The human soul, from a biocentrism perspective, existed long before the body was ever created, and simply moves to a different dimension or universe upon death.
According to Lanza, many of science’s most confounding phenomena can be explained through biocentrism. Admittedly this is a heady topic with far reaching implications, but woefully short on anything resembling proof of its correctness, and no understanding of where consciousness came from in the first place.
“Faith” is a belief in something that lacks conclusive proof. As science and technology has progressed, we have witnessed a raising-of-the-bar as to what constitutes conclusive proof.
Simply witnessing something happening is not always conclusive proof. Even demonstrating cause and effect is often misleading if there is no understandable linkage between the two.
As a result, we live in a world riddled with doubt, and faith is more necessary now than ever before.
It’s easy for me to predict that 500 years from now we will still have religion. Religions are far better organized than science, and they are far more resilient to external forces and competition because they've already had to compete for thousands of years.
It’s also easy for me to predict that science will also be around 500 years from now, and that the findings of science will continue to conflict with the teachings of religion. After all, it was roughly 500 year ago when Copernicus unveiled his theories of a sun-centered solar system, the start of much of this feud.
What’s less obvious is that science and religion need each other.
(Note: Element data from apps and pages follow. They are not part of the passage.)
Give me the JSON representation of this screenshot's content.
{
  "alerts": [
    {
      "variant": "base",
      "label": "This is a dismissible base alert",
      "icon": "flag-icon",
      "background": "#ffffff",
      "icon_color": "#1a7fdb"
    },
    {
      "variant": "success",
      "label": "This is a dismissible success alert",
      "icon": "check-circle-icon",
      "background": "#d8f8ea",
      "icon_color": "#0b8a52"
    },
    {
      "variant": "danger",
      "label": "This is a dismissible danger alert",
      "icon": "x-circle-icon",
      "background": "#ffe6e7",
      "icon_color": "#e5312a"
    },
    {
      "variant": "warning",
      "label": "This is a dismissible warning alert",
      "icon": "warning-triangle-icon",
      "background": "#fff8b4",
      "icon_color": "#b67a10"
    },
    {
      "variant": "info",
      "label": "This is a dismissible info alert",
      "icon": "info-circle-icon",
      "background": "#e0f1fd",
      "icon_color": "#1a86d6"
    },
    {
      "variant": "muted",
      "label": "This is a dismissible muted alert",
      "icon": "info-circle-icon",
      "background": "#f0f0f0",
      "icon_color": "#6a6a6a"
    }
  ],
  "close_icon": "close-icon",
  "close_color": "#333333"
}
In spite of their complex relationship, they fill different roles and the benefits far outweigh the conflicts.
With everything we know, we still can’t answer the basic question, “Why does anything exist?” And as a result, we are driven by the hope that someday we’ll find answers, and faith that they’ll support what we already believe to be true.
That said, this is a controversial topic and I’d love to hear your thoughts.
Thomas Frey is the executive director and senior futurist at the DaVinci Institute and currently Google’s top-rated futurist speaker. At the Institute, he has developed original research studies, enabling him to speak on unusual topics, translating trends into unique opportunities. Tom continually pushes the envelope of understanding, creating fascinating images of the world to come. His talks on futurist topics have captivated people ranging from high level of government officials to executives in Fortune 500 companies including NASA, IBM, AT&T, Hewlett-Packard, Unilever, GE, Blackmont Capital, Lucent Technologies, First Data, Boeing, Ford Motor Company, Qwest, Allied Signal, Hunter Douglas, Direct TV, Capital One, National Association of Federal Credit Unions, STAMATS, Bell Canada, American Chemical Society, Times of India, Leaders in Dubai, and many more. Before launching the DaVinci Institute, Tom spent 15 years at IBM as an engineer and designer where he received over 270 awards, more than any other IBM engineer.